Among the films competing for the Wyborcza.pl Big Screen Doc Award are also those telling the stories of exceptional artists and scientists. This year, we will introduce the viewers to the French underwater scientist and writer known for exploring the sea and documenting his passion. Becoming Cousteau by Oscar®-nominated Liz Garbus looks at the inspiring work of this fascinating individual. French actor Vincent Cassel reads excerpts from Cousteau's diaries and Louis Malle, a famous filmmaker and Cousteau's colleague, talks about his talent as a director, which earned him a Palme d'Or and an Oscar®. On the other hand, the film Nothing Compares, directed by Kathryn Ferguson, tells the story of Sinéad O'Connor - the Irish music icon who was ahead of her time – her phenomenal rise to worldwide fame, and how her iconoclastic personality resulted in her exile from the pop mainstream. Although some say she was a fire that went out too fast, in the film we can see her still burning. A fiery love story is presented in the film Fire of Love by Sara Dosa. The film focuses on Katia and Maurice Krafft and their love of each other, and getting as close as possible to fiery volcanoes. For over two decades, the daring French volcanologist couple was seduced by the thrill and danger of this elemental love triangle, roaming the planet, chasing eruptions and documenting their discoveries. They died together in 1991, due to a volcano eruption in Japan.

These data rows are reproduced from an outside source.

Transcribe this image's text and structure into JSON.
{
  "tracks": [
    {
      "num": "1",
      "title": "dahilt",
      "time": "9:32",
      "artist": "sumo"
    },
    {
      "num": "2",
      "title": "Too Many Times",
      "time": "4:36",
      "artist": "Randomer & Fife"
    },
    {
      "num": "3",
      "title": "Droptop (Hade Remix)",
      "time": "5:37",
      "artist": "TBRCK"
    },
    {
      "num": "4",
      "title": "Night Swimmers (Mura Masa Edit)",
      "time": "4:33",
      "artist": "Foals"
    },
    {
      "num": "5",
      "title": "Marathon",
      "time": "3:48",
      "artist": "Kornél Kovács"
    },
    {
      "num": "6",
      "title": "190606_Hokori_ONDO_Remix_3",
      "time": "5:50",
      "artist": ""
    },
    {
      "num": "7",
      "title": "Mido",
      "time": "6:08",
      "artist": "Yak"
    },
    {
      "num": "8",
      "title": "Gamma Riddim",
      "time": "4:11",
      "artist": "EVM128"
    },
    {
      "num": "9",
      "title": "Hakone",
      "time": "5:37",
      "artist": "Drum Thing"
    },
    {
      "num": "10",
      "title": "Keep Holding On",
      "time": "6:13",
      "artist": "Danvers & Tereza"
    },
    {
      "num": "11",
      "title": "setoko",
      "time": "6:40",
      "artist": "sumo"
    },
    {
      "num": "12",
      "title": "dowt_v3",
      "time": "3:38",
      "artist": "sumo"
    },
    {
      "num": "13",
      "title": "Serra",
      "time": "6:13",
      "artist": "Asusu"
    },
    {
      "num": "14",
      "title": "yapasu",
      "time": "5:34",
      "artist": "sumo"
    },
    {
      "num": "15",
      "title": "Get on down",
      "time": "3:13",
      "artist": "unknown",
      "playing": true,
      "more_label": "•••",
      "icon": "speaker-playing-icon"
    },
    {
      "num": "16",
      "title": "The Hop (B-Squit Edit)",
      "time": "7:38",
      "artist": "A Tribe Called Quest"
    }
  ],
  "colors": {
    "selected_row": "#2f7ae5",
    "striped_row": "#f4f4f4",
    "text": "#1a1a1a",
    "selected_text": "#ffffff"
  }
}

Rounding out the competition line-up are three films that show our attempts at taming nature and the dangers of doing so. The Rescue, directed by Jimmy Chin and Elizabeth Chai Vasarhelyi, portrays the power of solidarity when faced with an emergency. In 2018, all eyes were on the rescue operation in Northern Thailand where 12 young soccer players and their coach were trapped in a flooded cave. The condition of rivers is presented by Jennifer Peedom in her visually stunning film River, narrated by Willem Dafoe and featuring music by Radiohead. In Nothing Lasts Forever by Jason Kohn, the filmmakers set off on a journey around the world, exploring the diamond business at a crucial moment. The world is flooded with synthetic diamonds and everyone has to deal with it: from buyers, through specialists, to jewelers and marketers.
All the films in the Wyborcza.pl Big Screen Doc Award Competition:
Millennium Docs Against Gravity will take place on May 13-22 in eight cities: Warsaw, Wrocław, Gdynia, Poznań, Katowice, Lublin, Bydgoszcz and for the first time in Łódź! The online part at mdag.pl will last from May 24 to June 5. The titular sponsor of the festival is Bank Millennium (www.bankmillennium.pl).